--- EXERCISE DIRECTIONS ---
In the material below, find every line with "JSON" and pull it out.

--- DATASET EXCERPTS ---
╔══

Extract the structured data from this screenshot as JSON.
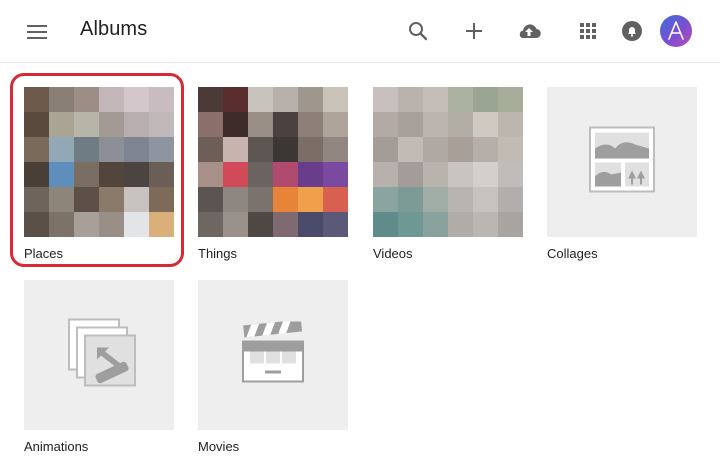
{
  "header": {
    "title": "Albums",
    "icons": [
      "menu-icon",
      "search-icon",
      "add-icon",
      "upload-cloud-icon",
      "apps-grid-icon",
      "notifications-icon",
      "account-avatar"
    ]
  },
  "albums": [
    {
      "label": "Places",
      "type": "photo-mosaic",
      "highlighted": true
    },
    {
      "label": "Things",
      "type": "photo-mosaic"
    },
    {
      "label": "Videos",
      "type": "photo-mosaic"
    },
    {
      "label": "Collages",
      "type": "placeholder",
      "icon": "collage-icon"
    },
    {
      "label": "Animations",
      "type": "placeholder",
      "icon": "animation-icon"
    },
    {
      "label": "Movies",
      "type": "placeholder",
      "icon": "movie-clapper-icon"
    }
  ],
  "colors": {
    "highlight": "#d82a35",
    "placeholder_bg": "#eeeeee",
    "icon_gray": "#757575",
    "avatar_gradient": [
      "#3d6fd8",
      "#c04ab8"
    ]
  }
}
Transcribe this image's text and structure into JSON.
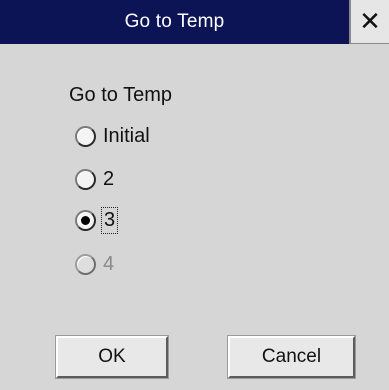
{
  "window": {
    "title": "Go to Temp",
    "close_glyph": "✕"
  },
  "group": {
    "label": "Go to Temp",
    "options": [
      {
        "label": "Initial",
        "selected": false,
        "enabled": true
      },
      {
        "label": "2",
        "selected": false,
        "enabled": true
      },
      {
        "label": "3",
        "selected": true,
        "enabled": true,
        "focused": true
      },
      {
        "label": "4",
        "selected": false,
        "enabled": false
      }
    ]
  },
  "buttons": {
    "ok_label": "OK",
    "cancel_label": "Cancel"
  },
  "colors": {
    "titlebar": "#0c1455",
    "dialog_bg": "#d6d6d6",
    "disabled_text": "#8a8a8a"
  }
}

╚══

--- OUTPUT OF THE TASK ---
Extract the structured data from this screenshot as JSON.
Transcribe this image's text and structure into JSON.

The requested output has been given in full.